• But if I consider that $f_S(s) = 0$ for $n=0$ and calculate the rest of the series and after that I calculate the integral $$\int_{0}^{\infty}f_S(s)ds$$ it turns out that it doesn't equal 1... – Jerry Jun 2 '16 at 18:15
• Ah, I managed to write $1-\beta$ instead of $1+\beta$. My apologies. – Math1000 Jun 2 '16 at 20:15

First note that the sum of $n$ i.i.d. exponential random variables has an Erlang distribution, that is, for any $n\geqslant1$, the sum $\sum_{i=1}^n X_i$ has probability density
$$\frac{(\lambda t)^{n-1}}{(n-1)!}\lambda e^{-\lambda t}\mathsf 1_{(0,\infty)}(t).$$ (How sum of exponential variables is a gamma variable) It follows then that the distribution of $S$ is given by $\nu_S = \nu_S^d + \nu_S^c$, where for each Borel set $B$, $$\nu_S^d(B) =\mu(B\cap\{0\})\mathbb P(N=0)$$ where $\mu$ is counting measure, and $$\nu_S^c(B)=\int_B f_S\ \mathsf d\lambda$$ where $\lambda$ is Lebesgue measure.
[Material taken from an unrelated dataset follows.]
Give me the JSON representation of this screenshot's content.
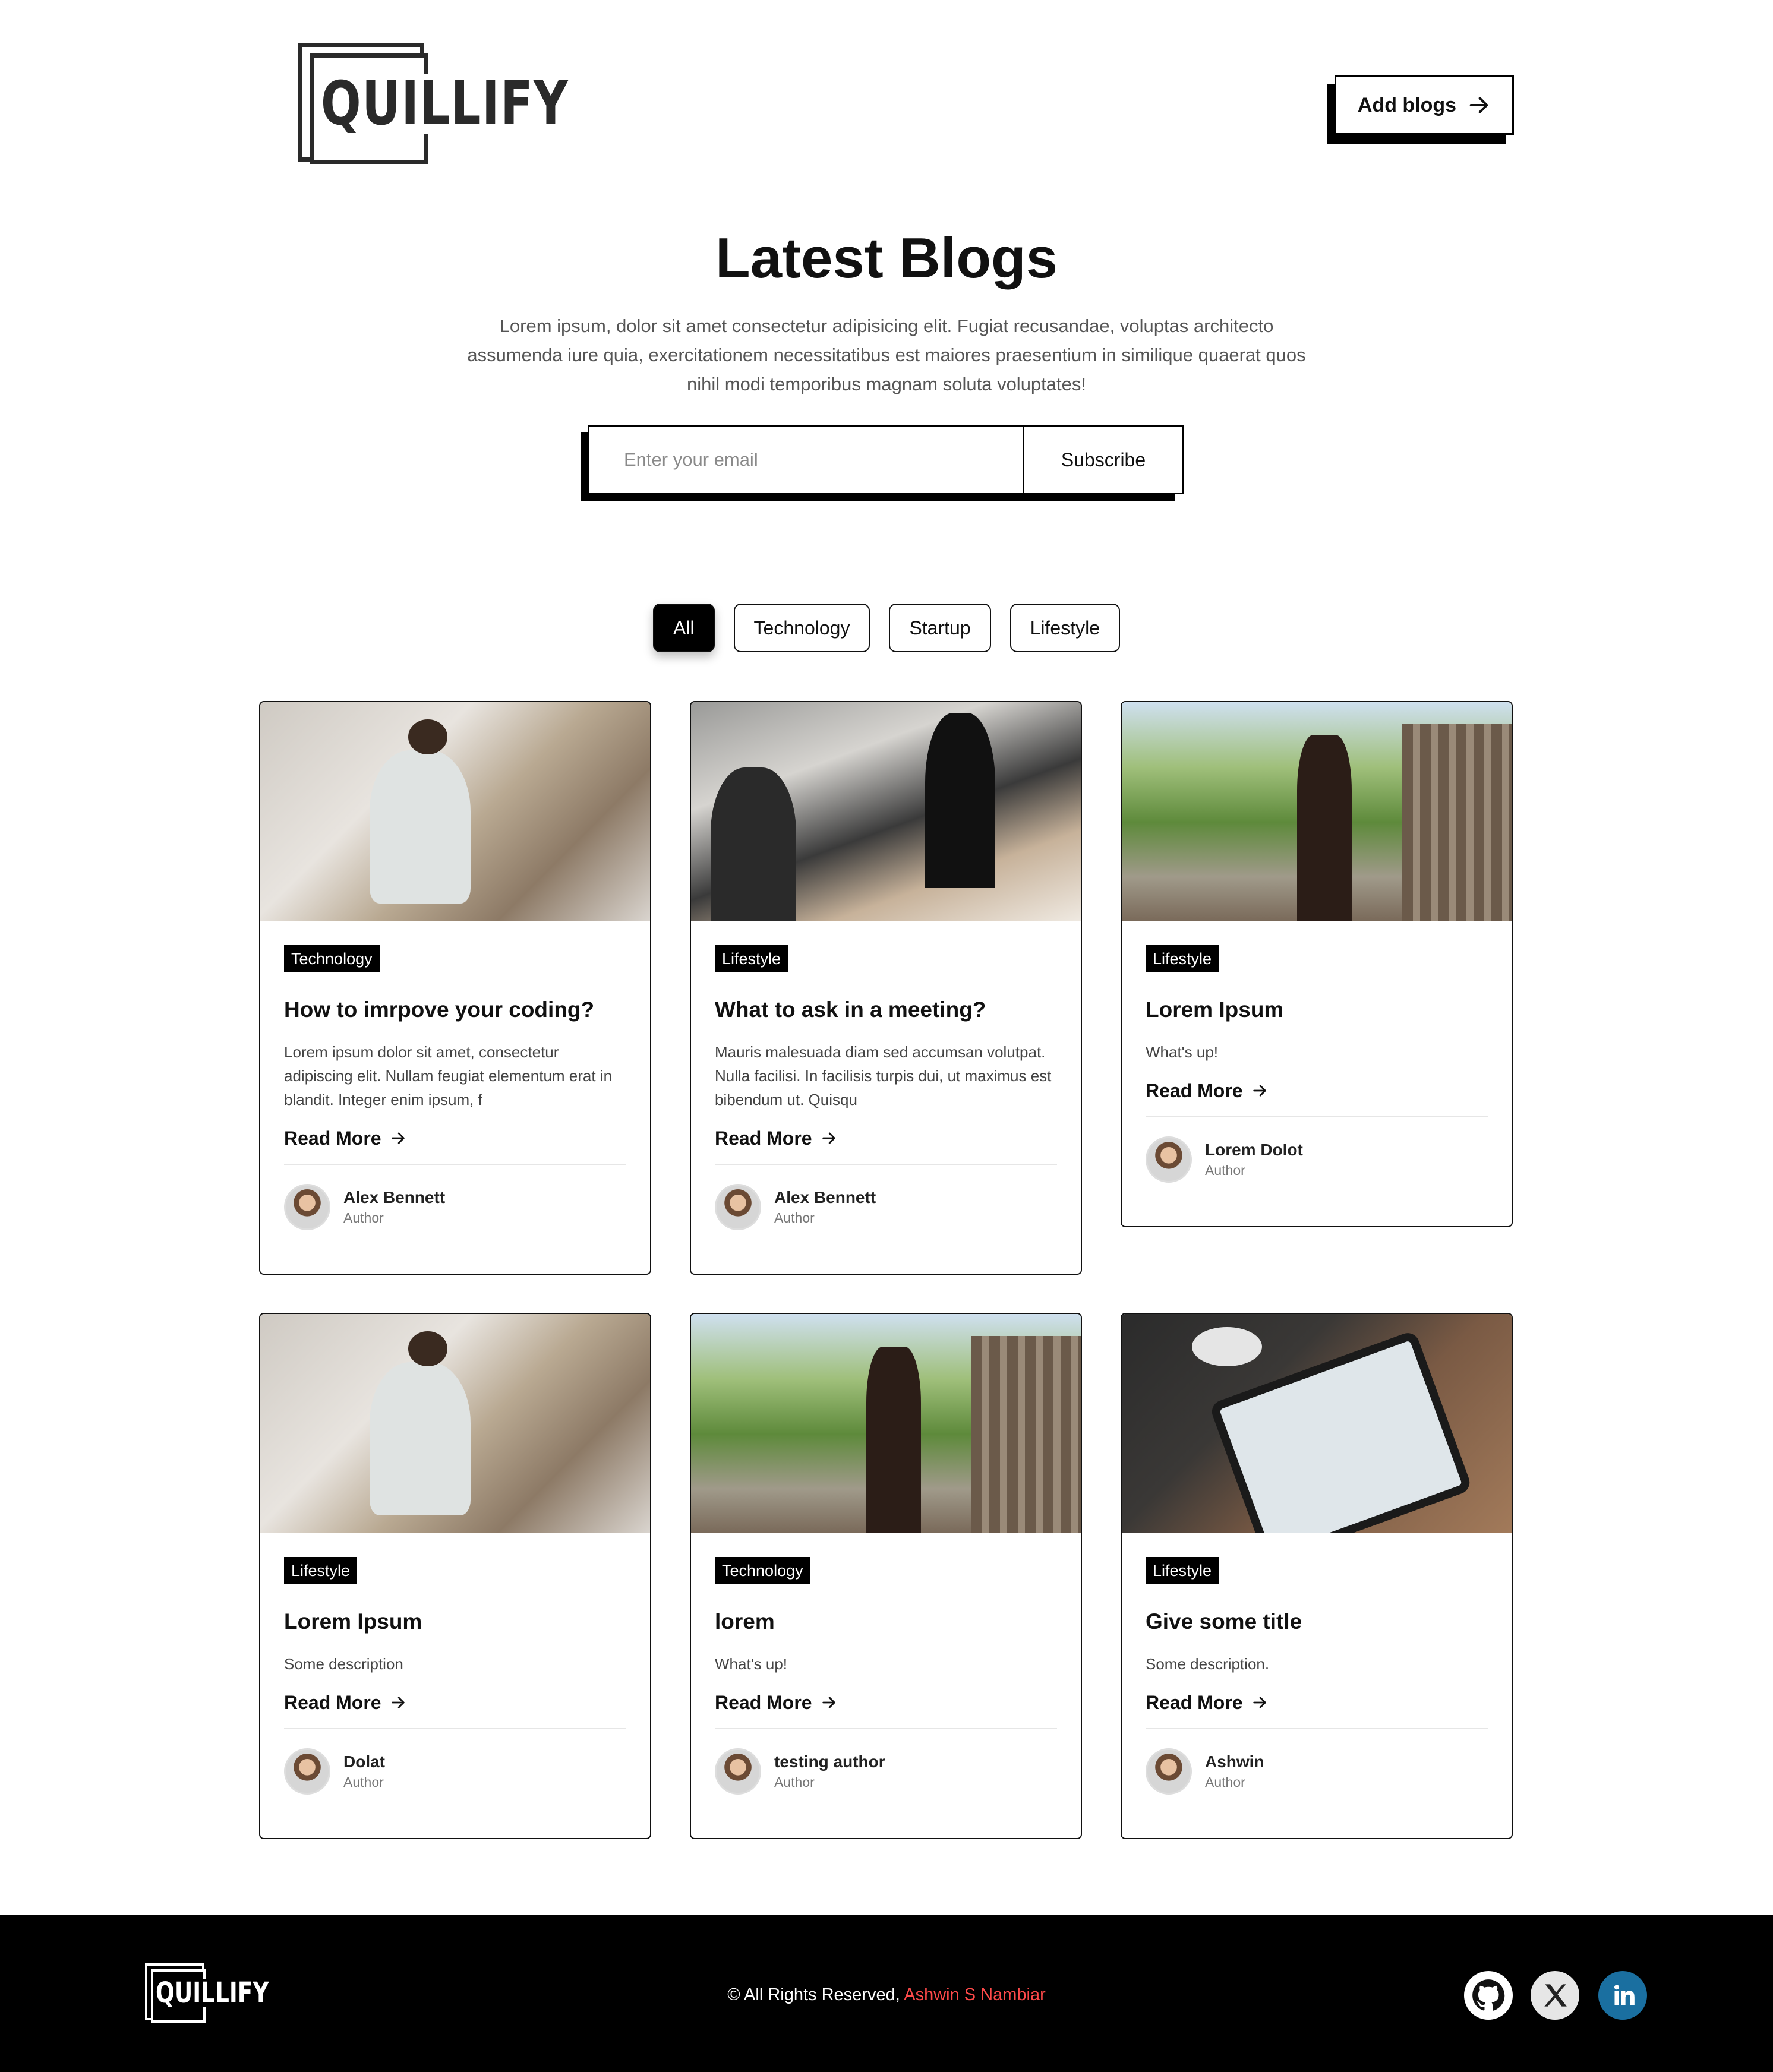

We compute $$\nu_S^d(B) =\mu(B\cap\{0\})(1+\beta)^{-1}$$ and \begin{align} f_S(t) &= \sum_{n=0}^\infty f_{S\mid N=n}(t)\mathbb P(N=n)\\ &= \sum_{n=1}^\infty \frac{(\lambda t)^{n-1}}{(n-1)!}\lambda e^{-\lambda t}\frac{\beta^n}{(1+\beta)^{n+1}}\\ &= \frac{\beta \lambda e^{-\lambda t}}{(1+\beta)^2}\sum_{n=0}^\infty\frac{\left(\frac{\beta\lambda t}{1+\beta}\right)^n}{n!}\\ &=\frac{\beta\lambda}{(1+\beta)^2} \exp\left(-\frac{\lambda t}{1+\beta}\right)\mathsf 1_{(0,\infty)}(t). \end{align} It follows that \begin{align} \mathbb E[(S-5000)^+] &= \int_{5000}^\infty (t-5000)\frac{\beta\lambda}{(1+\beta)^2} e^{-\frac{\lambda t}{1+\beta}}\ \mathsf dt\\ &= \frac\beta\lambda \exp\left(-\frac{5000\beta\lambda}{1+\beta}\right). \end{align}
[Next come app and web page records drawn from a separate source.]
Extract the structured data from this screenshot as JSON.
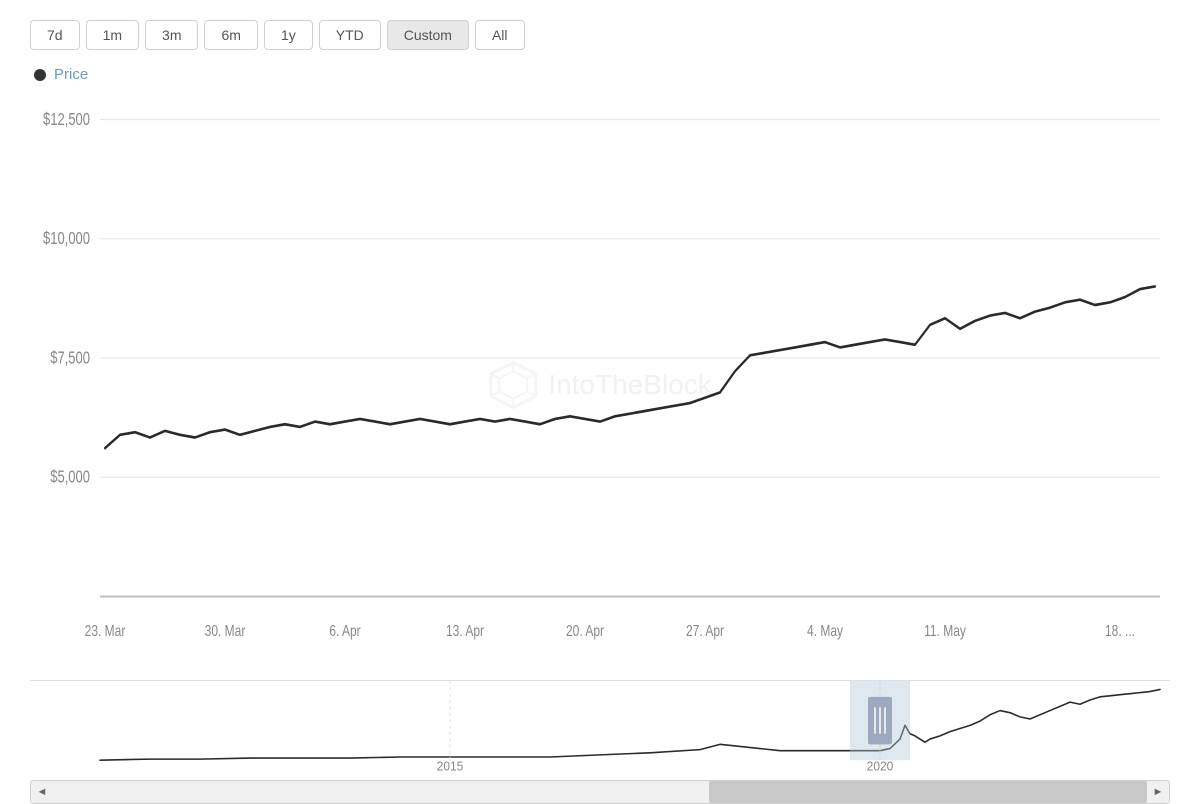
{
  "timeRange": {
    "buttons": [
      {
        "label": "7d",
        "active": false
      },
      {
        "label": "1m",
        "active": false
      },
      {
        "label": "3m",
        "active": false
      },
      {
        "label": "6m",
        "active": false
      },
      {
        "label": "1y",
        "active": false
      },
      {
        "label": "YTD",
        "active": false
      },
      {
        "label": "Custom",
        "active": true
      },
      {
        "label": "All",
        "active": false
      }
    ]
  },
  "legend": {
    "label": "Price"
  },
  "yAxis": {
    "labels": [
      "$12,500",
      "$10,000",
      "$7,500",
      "$5,000"
    ]
  },
  "xAxis": {
    "labels": [
      "23. Mar",
      "30. Mar",
      "6. Apr",
      "13. Apr",
      "20. Apr",
      "27. Apr",
      "4. May",
      "11. May",
      "18. ..."
    ]
  },
  "miniChart": {
    "yearLabels": [
      "2015",
      "2020"
    ]
  },
  "watermark": "IntoTheBlock",
  "scrollbar": {
    "leftArrow": "◄",
    "rightArrow": "►"
  }
}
• That is exactly the form of $f_S(t)$ that I managed to derive on my own. But notice that it is not a valid probability density function, since $$\int_{0}^{\infty}\frac{\beta\lambda}{(1+\beta)^2} \exp\left(-\frac{\lambda t}{1+\beta}\right) dt = \\ \frac{\beta}{1+\beta} \int_{0}^{\infty}\frac{\lambda}{1+\beta} \exp\left(-\frac{\lambda t}{1+\beta}\right) dt = \\ = \frac{\beta}{1+\beta}$$ I used the fact that $f(t) = \frac{\lambda}{1+\beta} \exp\left(-\frac{\lambda t}{1+\beta}\right)$ is the density of exponential distribution, so it's integral from $0$ to $\infty$ equals 1. – Jerry Jun 2 '16 at 21:04
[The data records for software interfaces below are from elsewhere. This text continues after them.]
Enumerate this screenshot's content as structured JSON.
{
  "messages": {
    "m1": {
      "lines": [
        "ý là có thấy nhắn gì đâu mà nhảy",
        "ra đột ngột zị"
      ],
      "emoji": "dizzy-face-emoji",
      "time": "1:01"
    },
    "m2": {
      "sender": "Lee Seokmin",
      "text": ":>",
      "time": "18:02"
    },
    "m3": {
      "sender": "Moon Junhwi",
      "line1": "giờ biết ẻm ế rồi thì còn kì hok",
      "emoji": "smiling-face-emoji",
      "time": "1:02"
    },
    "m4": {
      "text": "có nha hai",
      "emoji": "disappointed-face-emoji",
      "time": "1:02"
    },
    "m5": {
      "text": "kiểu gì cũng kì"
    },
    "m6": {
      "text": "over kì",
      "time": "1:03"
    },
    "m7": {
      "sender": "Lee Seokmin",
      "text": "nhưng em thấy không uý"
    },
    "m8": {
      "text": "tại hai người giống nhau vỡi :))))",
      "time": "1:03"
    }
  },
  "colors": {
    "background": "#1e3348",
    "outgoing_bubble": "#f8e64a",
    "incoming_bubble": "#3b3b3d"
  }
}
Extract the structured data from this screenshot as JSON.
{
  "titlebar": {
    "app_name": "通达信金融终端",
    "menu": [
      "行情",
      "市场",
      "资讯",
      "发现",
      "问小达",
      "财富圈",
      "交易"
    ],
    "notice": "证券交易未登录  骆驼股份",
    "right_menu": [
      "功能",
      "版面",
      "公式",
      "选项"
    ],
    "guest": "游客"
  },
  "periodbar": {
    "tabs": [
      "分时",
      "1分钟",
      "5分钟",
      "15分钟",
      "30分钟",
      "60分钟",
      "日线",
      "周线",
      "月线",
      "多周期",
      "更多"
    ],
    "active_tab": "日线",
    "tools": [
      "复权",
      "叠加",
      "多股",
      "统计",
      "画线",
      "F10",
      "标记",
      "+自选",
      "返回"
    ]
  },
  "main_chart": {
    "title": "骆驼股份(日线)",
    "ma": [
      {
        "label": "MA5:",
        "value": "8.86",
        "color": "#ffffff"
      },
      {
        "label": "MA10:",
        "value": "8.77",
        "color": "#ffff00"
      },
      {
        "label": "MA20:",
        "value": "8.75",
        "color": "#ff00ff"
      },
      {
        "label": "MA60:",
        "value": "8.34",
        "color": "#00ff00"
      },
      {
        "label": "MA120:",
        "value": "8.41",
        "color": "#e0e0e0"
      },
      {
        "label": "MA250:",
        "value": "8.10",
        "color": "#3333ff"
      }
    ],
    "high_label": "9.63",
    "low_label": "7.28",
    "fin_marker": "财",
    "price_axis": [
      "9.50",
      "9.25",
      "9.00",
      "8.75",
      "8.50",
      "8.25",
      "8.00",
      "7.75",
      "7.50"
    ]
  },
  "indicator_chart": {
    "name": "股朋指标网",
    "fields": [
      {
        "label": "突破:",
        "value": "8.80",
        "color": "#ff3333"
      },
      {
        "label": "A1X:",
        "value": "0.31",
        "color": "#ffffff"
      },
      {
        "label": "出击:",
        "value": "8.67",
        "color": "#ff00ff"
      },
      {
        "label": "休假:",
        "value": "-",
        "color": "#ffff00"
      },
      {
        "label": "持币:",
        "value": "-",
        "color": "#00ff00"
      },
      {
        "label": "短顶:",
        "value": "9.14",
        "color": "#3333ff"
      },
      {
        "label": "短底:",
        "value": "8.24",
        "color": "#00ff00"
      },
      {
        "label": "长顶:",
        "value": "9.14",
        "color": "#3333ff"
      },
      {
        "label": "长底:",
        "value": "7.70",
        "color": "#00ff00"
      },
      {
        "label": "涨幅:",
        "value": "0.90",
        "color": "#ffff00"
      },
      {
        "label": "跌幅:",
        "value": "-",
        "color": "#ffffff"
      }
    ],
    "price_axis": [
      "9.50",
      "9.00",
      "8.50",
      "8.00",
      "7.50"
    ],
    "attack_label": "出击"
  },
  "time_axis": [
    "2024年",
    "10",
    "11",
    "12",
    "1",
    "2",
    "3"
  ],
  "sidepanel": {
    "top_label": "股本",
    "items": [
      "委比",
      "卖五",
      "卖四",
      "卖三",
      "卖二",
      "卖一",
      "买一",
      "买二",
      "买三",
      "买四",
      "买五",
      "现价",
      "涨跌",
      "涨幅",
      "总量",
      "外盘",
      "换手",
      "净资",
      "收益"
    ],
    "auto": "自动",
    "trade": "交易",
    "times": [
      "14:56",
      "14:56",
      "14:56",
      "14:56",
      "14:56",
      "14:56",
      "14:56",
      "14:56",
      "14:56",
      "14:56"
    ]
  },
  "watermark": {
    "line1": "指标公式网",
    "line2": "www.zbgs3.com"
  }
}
• @Jerry You are forgetting to add the probability that $S=0$. – Math1000 Jun 3 '16 at 11:28